On April 23, 1618, Velázquez married Juana Pacheco (June 1, 1602 – August 10, 1660), the daughter of his teacher. She had two daughters. The elder, Francisca de Silva Velázquez y Pacheco (1619–1658), married painter Juan Bautista Martínez del Mazo at the Church of Santiago in Madrid on August 21, 1633; the younger, Ignacia de Silva Velázquez y Pacheco, born in 1621, died in infancy.
Velázquez’s earliest works are bodegones (kitchen scenes with prominent still-life). He was one of the first Spanish artists to paint such scenes, and his Old Woman Frying Eggs (1618) demonstrates the young artist’s unusual skill in realistic depiction. The realism and dramatic lighting of this work may have been influenced by Caravaggio’s work—which Velázquez could have seen second-hand, in copies—and by the polychrome sculpture in Sevillian churches. Two of his bodegones, Kitchen Scene with Christ in the House of Martha (1618) and Kitchen Scene with Christ at Emmaus (c. 1618), feature religious scenes in the background, painted in a way that creates ambiguity as to whether the religious scene is a painting on the wall, a representation of the thoughts of the kitchen maid in the foreground, or an actual incident seen through a window. The Virgin of the Immaculate Conception (1618–19) follows a formula used by Pacheco, but replaces the idealized facial type and smoothly finished surfaces of his teacher with the face of a local girl and varied brushwork. His other religious works include The Adoration of the Magi (1619) and Saint John the Evangelist on the Island of Patmos (1618–19), both of which begin to express his more pointed and careful realism.
Also from this period are the portrait of Sor Jerónima de la Fuente (1620) – Velázquez’s first full-length portrait – and the genre The Water Seller of Seville (1618–1622). The Water Seller of Seville has been termed “the peak of Velázquez’s bodegones” and is admired for its virtuoso rendering of volumes and textures as well as for its enigmatic gravitas.
STYLE AND TECHNIQUE
It is canonical to divide Velázquez’s career by his two visits to Italy. He rarely signed his pictures, and the royal archives give the dates of only his most important works. Internal evidence and history pertaining to his portraits supply the rest to a certain extent.

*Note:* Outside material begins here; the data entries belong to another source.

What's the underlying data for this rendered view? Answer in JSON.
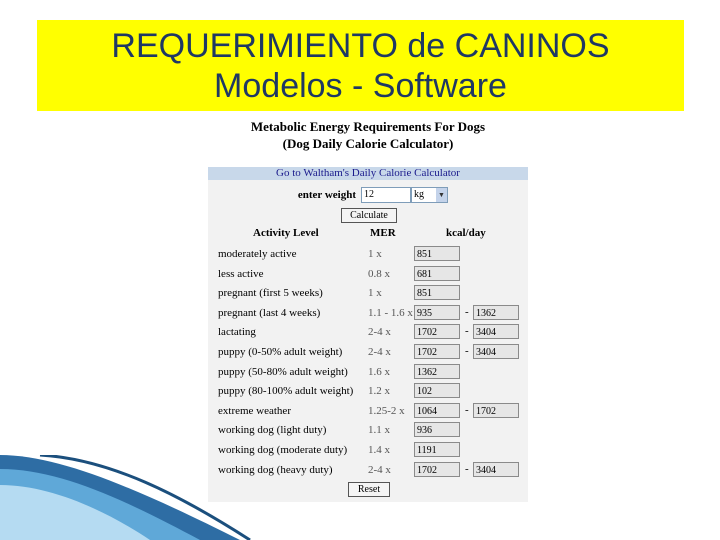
{
  "slide": {
    "title_line1": "REQUERIMIENTO de CANINOS",
    "title_line2": "Modelos - Software"
  },
  "calculator": {
    "heading_line1": "Metabolic Energy Requirements For Dogs",
    "heading_line2": "(Dog Daily Calorie Calculator)",
    "link_text": "Go to Waltham's Daily Calorie Calculator",
    "weight_label": "enter weight",
    "weight_value": "12",
    "unit_value": "kg",
    "calculate_label": "Calculate",
    "reset_label": "Reset",
    "columns": {
      "activity": "Activity Level",
      "mer": "MER",
      "kcal": "kcal/day"
    },
    "rows": [
      {
        "activity": "moderately active",
        "mer": "1 x",
        "low": "851",
        "high": ""
      },
      {
        "activity": "less active",
        "mer": "0.8 x",
        "low": "681",
        "high": ""
      },
      {
        "activity": "pregnant (first 5 weeks)",
        "mer": "1 x",
        "low": "851",
        "high": ""
      },
      {
        "activity": "pregnant (last 4 weeks)",
        "mer": "1.1 - 1.6 x",
        "low": "935",
        "high": "1362"
      },
      {
        "activity": "lactating",
        "mer": "2-4 x",
        "low": "1702",
        "high": "3404"
      },
      {
        "activity": "puppy (0-50% adult weight)",
        "mer": "2-4 x",
        "low": "1702",
        "high": "3404"
      },
      {
        "activity": "puppy (50-80% adult weight)",
        "mer": "1.6 x",
        "low": "1362",
        "high": ""
      },
      {
        "activity": "puppy (80-100% adult weight)",
        "mer": "1.2 x",
        "low": "102",
        "high": ""
      },
      {
        "activity": "extreme weather",
        "mer": "1.25-2 x",
        "low": "1064",
        "high": "1702"
      },
      {
        "activity": "working dog (light duty)",
        "mer": "1.1 x",
        "low": "936",
        "high": ""
      },
      {
        "activity": "working dog (moderate duty)",
        "mer": "1.4 x",
        "low": "1191",
        "high": ""
      },
      {
        "activity": "working dog (heavy duty)",
        "mer": "2-4 x",
        "low": "1702",
        "high": "3404"
      }
    ]
  },
  "colors": {
    "title_bg": "#ffff00",
    "title_text": "#1f3864",
    "panel_bg": "#f2f2f2",
    "link_bar_bg": "#c8d8ea",
    "decoration_blue": "#2e6da4"
  }
}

Although acquainted with all the Italian schools and a friend of the foremost painters of his day, Velázquez was strong enough to withstand external influences and work out for himself the development of his own nature and his own principles of art. He rejected the pomp that characterized the portraiture of other European courts, and instead brought an even greater reserve to the understated formula for Habsburg portraiture established by Titian, Antonio Mor, and Alonso Sánchez Coello. He is known for using a rather limited palette, but he mixed the available paints with great skill to achieve varying hues. His pigments were not significantly different from those of his contemporaries and he mainly employed azurite, smalt, vermilion, red lake, lead-tin-yellow and ochres. His early works were painted on canvases prepared with a red-brown ground. He adopted the use of light-gray grounds during his first trip to Italy, and continued using them for the rest of his life. The change resulted in paintings with greater luminosity and a generally cool, silvery range of color.
Few drawings are securely attributed to Velázquez. Although preparatory drawings for some of his paintings exist, his method was to paint directly from life, and x-rays of his paintings reveal that he frequently made changes in his composition as a painting progressed.